● EXERCISE GOAL
Line by line, copy the listing below exactly.

● DATA EXCERPTS

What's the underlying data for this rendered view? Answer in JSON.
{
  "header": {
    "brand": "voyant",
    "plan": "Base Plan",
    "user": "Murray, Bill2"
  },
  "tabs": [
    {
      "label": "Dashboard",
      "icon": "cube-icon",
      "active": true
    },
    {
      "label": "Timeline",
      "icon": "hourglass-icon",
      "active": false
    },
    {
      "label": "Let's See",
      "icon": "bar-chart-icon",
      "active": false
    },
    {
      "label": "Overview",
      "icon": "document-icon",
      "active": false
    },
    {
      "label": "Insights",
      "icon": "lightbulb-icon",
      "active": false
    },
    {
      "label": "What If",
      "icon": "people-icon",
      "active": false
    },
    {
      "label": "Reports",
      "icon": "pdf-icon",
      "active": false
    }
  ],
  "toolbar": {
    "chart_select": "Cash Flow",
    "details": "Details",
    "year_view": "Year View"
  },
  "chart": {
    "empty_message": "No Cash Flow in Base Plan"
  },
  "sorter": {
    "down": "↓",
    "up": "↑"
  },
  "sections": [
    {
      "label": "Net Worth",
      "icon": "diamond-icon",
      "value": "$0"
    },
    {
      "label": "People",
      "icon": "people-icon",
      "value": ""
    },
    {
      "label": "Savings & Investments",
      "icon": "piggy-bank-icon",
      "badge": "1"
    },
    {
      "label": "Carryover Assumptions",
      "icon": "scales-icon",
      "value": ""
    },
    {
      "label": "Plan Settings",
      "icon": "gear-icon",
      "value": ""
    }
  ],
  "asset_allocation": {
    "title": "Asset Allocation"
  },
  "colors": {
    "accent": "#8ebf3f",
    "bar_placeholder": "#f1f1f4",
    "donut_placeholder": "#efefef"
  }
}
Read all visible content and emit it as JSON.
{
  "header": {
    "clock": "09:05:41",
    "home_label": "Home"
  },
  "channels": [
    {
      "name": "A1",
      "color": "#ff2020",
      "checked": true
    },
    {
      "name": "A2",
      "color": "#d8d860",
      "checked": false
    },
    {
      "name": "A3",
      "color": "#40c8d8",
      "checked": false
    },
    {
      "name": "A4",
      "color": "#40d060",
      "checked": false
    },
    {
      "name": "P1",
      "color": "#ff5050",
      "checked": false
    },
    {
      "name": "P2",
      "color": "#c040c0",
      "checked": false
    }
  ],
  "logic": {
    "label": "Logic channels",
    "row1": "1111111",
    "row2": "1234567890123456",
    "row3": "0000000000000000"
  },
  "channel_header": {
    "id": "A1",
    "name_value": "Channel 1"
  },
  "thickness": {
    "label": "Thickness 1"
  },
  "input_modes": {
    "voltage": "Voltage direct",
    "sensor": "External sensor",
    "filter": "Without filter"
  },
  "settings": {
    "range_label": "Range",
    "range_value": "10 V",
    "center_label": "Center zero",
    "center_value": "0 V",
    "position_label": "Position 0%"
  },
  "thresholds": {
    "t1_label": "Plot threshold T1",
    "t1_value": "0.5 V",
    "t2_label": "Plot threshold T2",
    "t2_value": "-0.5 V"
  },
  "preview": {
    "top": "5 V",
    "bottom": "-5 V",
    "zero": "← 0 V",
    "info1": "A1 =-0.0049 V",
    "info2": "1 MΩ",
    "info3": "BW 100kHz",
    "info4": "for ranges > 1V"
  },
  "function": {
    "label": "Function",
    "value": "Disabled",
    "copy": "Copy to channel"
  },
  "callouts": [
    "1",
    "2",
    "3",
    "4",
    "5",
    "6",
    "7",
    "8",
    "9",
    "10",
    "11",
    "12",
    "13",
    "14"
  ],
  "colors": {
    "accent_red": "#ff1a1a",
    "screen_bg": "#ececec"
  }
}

● RESPONSE TO THE TASK
What's the underlying data for this rendered view? Answer in JSON.
{
  "header": {
    "brand": "voyant",
    "plan": "Base Plan",
    "user": "Murray, Bill2"
  },
  "tabs": [
    {
      "label": "Dashboard",
      "icon": "cube-icon",
      "active": true
    },
    {
      "label": "Timeline",
      "icon": "hourglass-icon",
      "active": false
    },
    {
      "label": "Let's See",
      "icon": "bar-chart-icon",
      "active": false
    },
    {
      "label": "Overview",
      "icon": "document-icon",
      "active": false
    },
    {
      "label": "Insights",
      "icon": "lightbulb-icon",
      "active": false
    },
    {
      "label": "What If",
      "icon": "people-icon",
      "active": false
    },
    {
      "label": "Reports",
      "icon": "pdf-icon",
      "active": false
    }
  ],
  "toolbar": {
    "chart_select": "Cash Flow",
    "details": "Details",
    "year_view": "Year View"
  },
  "chart": {
    "empty_message": "No Cash Flow in Base Plan"
  },
  "sorter": {
    "down": "↓",
    "up": "↑"
  },
  "sections": [
    {
      "label": "Net Worth",
      "icon": "diamond-icon",
      "value": "$0"
    },
    {
      "label": "People",
      "icon": "people-icon",
      "value": ""
    },
    {
      "label": "Savings & Investments",
      "icon": "piggy-bank-icon",
      "badge": "1"
    },
    {
      "label": "Carryover Assumptions",
      "icon": "scales-icon",
      "value": ""
    },
    {
      "label": "Plan Settings",
      "icon": "gear-icon",
      "value": ""
    }
  ],
  "asset_allocation": {
    "title": "Asset Allocation"
  },
  "colors": {
    "accent": "#8ebf3f",
    "bar_placeholder": "#f1f1f4",
    "donut_placeholder": "#efefef"
  }
}
Read all visible content and emit it as JSON.
{
  "header": {
    "clock": "09:05:41",
    "home_label": "Home"
  },
  "channels": [
    {
      "name": "A1",
      "color": "#ff2020",
      "checked": true
    },
    {
      "name": "A2",
      "color": "#d8d860",
      "checked": false
    },
    {
      "name": "A3",
      "color": "#40c8d8",
      "checked": false
    },
    {
      "name": "A4",
      "color": "#40d060",
      "checked": false
    },
    {
      "name": "P1",
      "color": "#ff5050",
      "checked": false
    },
    {
      "name": "P2",
      "color": "#c040c0",
      "checked": false
    }
  ],
  "logic": {
    "label": "Logic channels",
    "row1": "1111111",
    "row2": "1234567890123456",
    "row3": "0000000000000000"
  },
  "channel_header": {
    "id": "A1",
    "name_value": "Channel 1"
  },
  "thickness": {
    "label": "Thickness 1"
  },
  "input_modes": {
    "voltage": "Voltage direct",
    "sensor": "External sensor",
    "filter": "Without filter"
  },
  "settings": {
    "range_label": "Range",
    "range_value": "10 V",
    "center_label": "Center zero",
    "center_value": "0 V",
    "position_label": "Position 0%"
  },
  "thresholds": {
    "t1_label": "Plot threshold T1",
    "t1_value": "0.5 V",
    "t2_label": "Plot threshold T2",
    "t2_value": "-0.5 V"
  },
  "preview": {
    "top": "5 V",
    "bottom": "-5 V",
    "zero": "← 0 V",
    "info1": "A1 =-0.0049 V",
    "info2": "1 MΩ",
    "info3": "BW 100kHz",
    "info4": "for ranges > 1V"
  },
  "function": {
    "label": "Function",
    "value": "Disabled",
    "copy": "Copy to channel"
  },
  "callouts": [
    "1",
    "2",
    "3",
    "4",
    "5",
    "6",
    "7",
    "8",
    "9",
    "10",
    "11",
    "12",
    "13",
    "14"
  ],
  "colors": {
    "accent_red": "#ff1a1a",
    "screen_bg": "#ececec"
  }
}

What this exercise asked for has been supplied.